I would think that a lot of the umpires would like to use this method because it takes an element out of the game for them. It doesn't make them useless but rather just as important. The game and technology are evolving and how balls and strikes are called game to game affects each and every game, why not make it 100% consistent. Has anyone else been been following Pitch Tracker compared to the umpires calls in the post season? There was one pitch called a ball that Pitch Tracker had as a strike and it would have ended the game and it was a close game. From there, anything could have happened and the outcome could change in an instant. Personally, I would never want to take the umpire out of the game but if we could get sensors in place so the umpire couldn't miss the calls that would make everyone a bit more easy and less arguments during the games. Tennis uses technology for balls close to the line, baseball could use that technology for fair balls.
perhaps this is my lack of total knowledge of Pitch Tracker, but what about the difference in every hitter?
unless it's been changed again, i remember the top of zone set as the midpoint between the batter's waist and shoulders, the bottom as the hollow below the knees. or maybe it's the kneecaps.
the width is set and always the same. but up & down will change.
as i write this, i have to ask: how does this work? are there sensors in the plate? the ball?
Computers could easily make everyone's strike zone different even from at bat to at bat. Technology for balls and strikes has been around along long time. Although vaguely, about 25-30 years ago someone invented a home plate that would call balls and strikes perfectly every time even depending on the hitters heights. Problem was the plate had to be 100% dust free every pitch. We all know why that one wasn't used.

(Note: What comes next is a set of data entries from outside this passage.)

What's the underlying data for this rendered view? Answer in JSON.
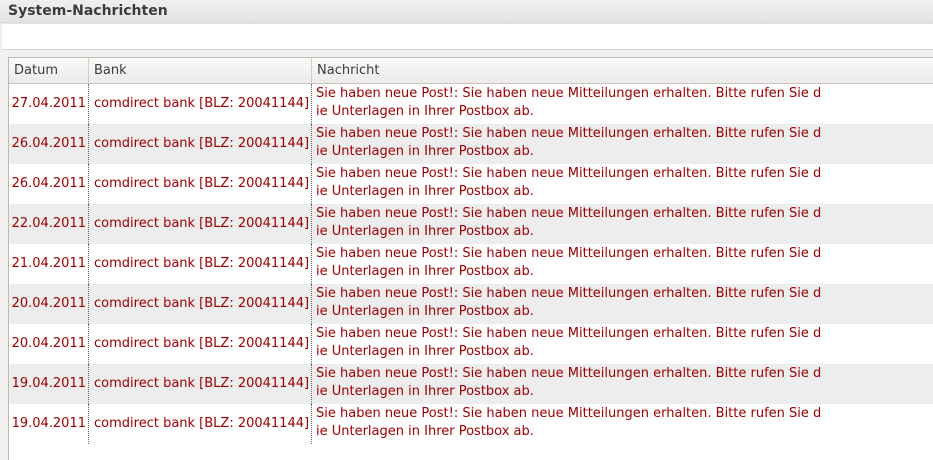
{
  "window": {
    "title": "System-Nachrichten"
  },
  "table": {
    "columns": [
      "Datum",
      "Bank",
      "Nachricht"
    ],
    "rows": [
      {
        "date": "27.04.2011",
        "bank": "comdirect bank [BLZ: 20041144]",
        "message_line1": "Sie haben neue Post!: Sie haben neue Mitteilungen erhalten. Bitte rufen Sie d",
        "message_line2": "ie Unterlagen in Ihrer Postbox ab."
      },
      {
        "date": "26.04.2011",
        "bank": "comdirect bank [BLZ: 20041144]",
        "message_line1": "Sie haben neue Post!: Sie haben neue Mitteilungen erhalten. Bitte rufen Sie d",
        "message_line2": "ie Unterlagen in Ihrer Postbox ab."
      },
      {
        "date": "26.04.2011",
        "bank": "comdirect bank [BLZ: 20041144]",
        "message_line1": "Sie haben neue Post!: Sie haben neue Mitteilungen erhalten. Bitte rufen Sie d",
        "message_line2": "ie Unterlagen in Ihrer Postbox ab."
      },
      {
        "date": "22.04.2011",
        "bank": "comdirect bank [BLZ: 20041144]",
        "message_line1": "Sie haben neue Post!: Sie haben neue Mitteilungen erhalten. Bitte rufen Sie d",
        "message_line2": "ie Unterlagen in Ihrer Postbox ab."
      },
      {
        "date": "21.04.2011",
        "bank": "comdirect bank [BLZ: 20041144]",
        "message_line1": "Sie haben neue Post!: Sie haben neue Mitteilungen erhalten. Bitte rufen Sie d",
        "message_line2": "ie Unterlagen in Ihrer Postbox ab."
      },
      {
        "date": "20.04.2011",
        "bank": "comdirect bank [BLZ: 20041144]",
        "message_line1": "Sie haben neue Post!: Sie haben neue Mitteilungen erhalten. Bitte rufen Sie d",
        "message_line2": "ie Unterlagen in Ihrer Postbox ab."
      },
      {
        "date": "20.04.2011",
        "bank": "comdirect bank [BLZ: 20041144]",
        "message_line1": "Sie haben neue Post!: Sie haben neue Mitteilungen erhalten. Bitte rufen Sie d",
        "message_line2": "ie Unterlagen in Ihrer Postbox ab."
      },
      {
        "date": "19.04.2011",
        "bank": "comdirect bank [BLZ: 20041144]",
        "message_line1": "Sie haben neue Post!: Sie haben neue Mitteilungen erhalten. Bitte rufen Sie d",
        "message_line2": "ie Unterlagen in Ihrer Postbox ab."
      },
      {
        "date": "19.04.2011",
        "bank": "comdirect bank [BLZ: 20041144]",
        "message_line1": "Sie haben neue Post!: Sie haben neue Mitteilungen erhalten. Bitte rufen Sie d",
        "message_line2": "ie Unterlagen in Ihrer Postbox ab."
      }
    ]
  },
  "colors": {
    "text_red": "#a00000",
    "row_alt": "#ededed",
    "row_plain": "#ffffff"
  }
}
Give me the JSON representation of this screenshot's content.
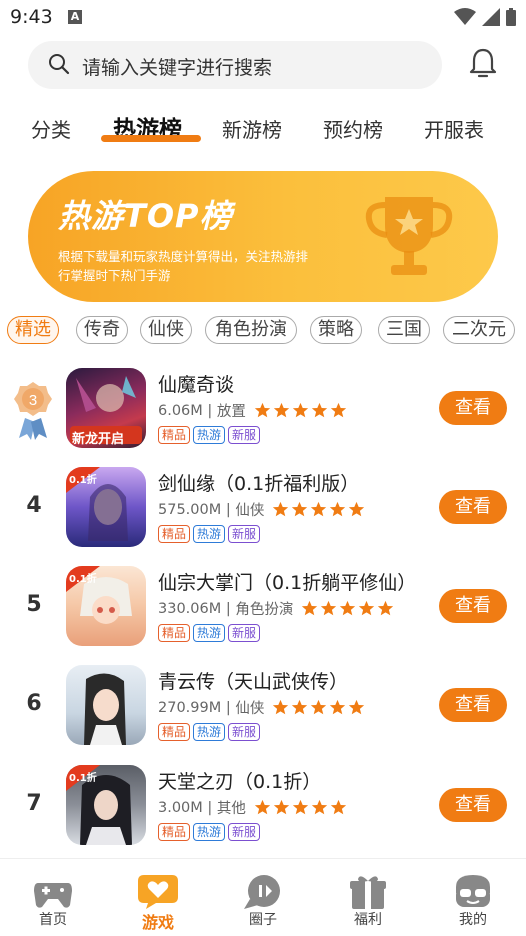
{
  "status": {
    "time": "9:43",
    "notif": "A"
  },
  "search": {
    "placeholder": "请输入关键字进行搜索"
  },
  "tabs": [
    {
      "label": "分类"
    },
    {
      "label": "热游榜"
    },
    {
      "label": "新游榜"
    },
    {
      "label": "预约榜"
    },
    {
      "label": "开服表"
    }
  ],
  "banner": {
    "title": "热游TOP榜",
    "desc": "根据下载量和玩家热度计算得出，关注热游排行掌握时下热门手游"
  },
  "chips": [
    "精选",
    "传奇",
    "仙侠",
    "角色扮演",
    "策略",
    "三国",
    "二次元"
  ],
  "games": [
    {
      "rank": "3",
      "name": "仙魔奇谈",
      "size": "6.06M",
      "category": "放置",
      "stars": 5,
      "tags": [
        "精品",
        "热游",
        "新服"
      ],
      "badge": "新龙开启",
      "button": "查看"
    },
    {
      "rank": "4",
      "name": "剑仙缘（0.1折福利版）",
      "size": "575.00M",
      "category": "仙侠",
      "stars": 5,
      "tags": [
        "精品",
        "热游",
        "新服"
      ],
      "badge": "0.1折",
      "button": "查看"
    },
    {
      "rank": "5",
      "name": "仙宗大掌门（0.1折躺平修仙）",
      "size": "330.06M",
      "category": "角色扮演",
      "stars": 5,
      "tags": [
        "精品",
        "热游",
        "新服"
      ],
      "badge": "0.1折",
      "button": "查看"
    },
    {
      "rank": "6",
      "name": "青云传（天山武侠传）",
      "size": "270.99M",
      "category": "仙侠",
      "stars": 5,
      "tags": [
        "精品",
        "热游",
        "新服"
      ],
      "badge": "",
      "button": "查看"
    },
    {
      "rank": "7",
      "name": "天堂之刃（0.1折）",
      "size": "3.00M",
      "category": "其他",
      "stars": 5,
      "tags": [
        "精品",
        "热游",
        "新服"
      ],
      "badge": "0.1折",
      "button": "查看"
    }
  ],
  "nav": [
    {
      "label": "首页",
      "icon": "gamepad-icon"
    },
    {
      "label": "游戏",
      "icon": "heart-chat-icon"
    },
    {
      "label": "圈子",
      "icon": "circle-chat-icon"
    },
    {
      "label": "福利",
      "icon": "gift-icon"
    },
    {
      "label": "我的",
      "icon": "face-icon"
    }
  ],
  "colors": {
    "accent": "#f07c13",
    "tag_jp": "#e5602c",
    "tag_ry": "#2e7bd8",
    "tag_xf": "#7b4fd0"
  }
}
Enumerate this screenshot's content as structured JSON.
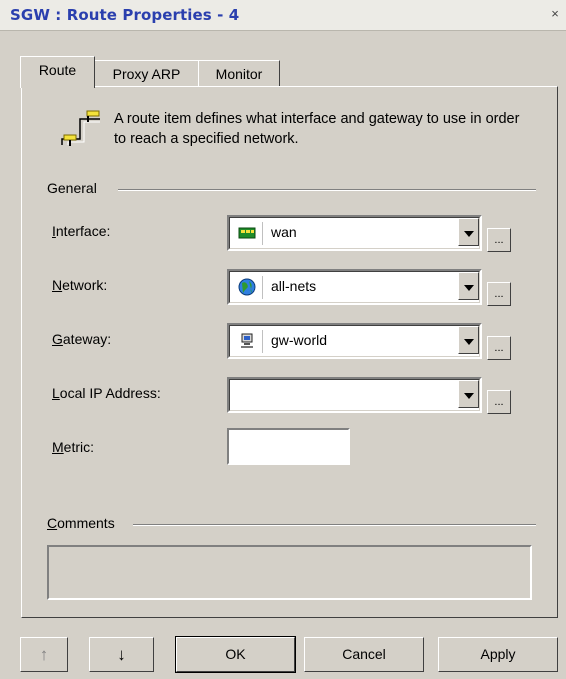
{
  "window": {
    "title": "SGW : Route Properties - 4",
    "close_glyph": "×"
  },
  "tabs": [
    "Route",
    "Proxy ARP",
    "Monitor"
  ],
  "route_tab": {
    "description": "A route item defines what interface and gateway to use in order to reach a specified network.",
    "general_label": "General",
    "interface": {
      "label": "Interface:",
      "value": "wan",
      "icon": "interface-icon"
    },
    "network": {
      "label": "Network:",
      "value": "all-nets",
      "icon": "globe-icon"
    },
    "gateway": {
      "label": "Gateway:",
      "value": "gw-world",
      "icon": "computer-icon"
    },
    "local_ip": {
      "label": "Local IP Address:",
      "value": ""
    },
    "metric": {
      "label": "Metric:",
      "value": ""
    },
    "comments_label": "Comments",
    "comments_value": "",
    "ellipsis": "..."
  },
  "buttons": {
    "up": "↑",
    "down": "↓",
    "ok": "OK",
    "cancel": "Cancel",
    "apply": "Apply"
  },
  "colors": {
    "title_text": "#2a3fae",
    "dialog_bg": "#d4d0c8"
  }
}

seems to me your argument should be directed towards the practice of balls and strikes being determined not on actual location, but rather on where and how the catcher represents the location of the pitch.
"I remind you that I am not generally for the pitcher, being a batter and position player, but I believe the correct strike zone helps all, including batters, who do not have to worry as much about pitches 3 to 4 inches off the plate being called strikes, because the catcher caught it in the middle of his body."
to me, I've felt that a pitched ball is either a ball or strike based on the rules, which is a function of the actual location of the pitched ball and its' path. it either passed within the area designated as a strike and is called a strike, or outside of that area, and is a ball.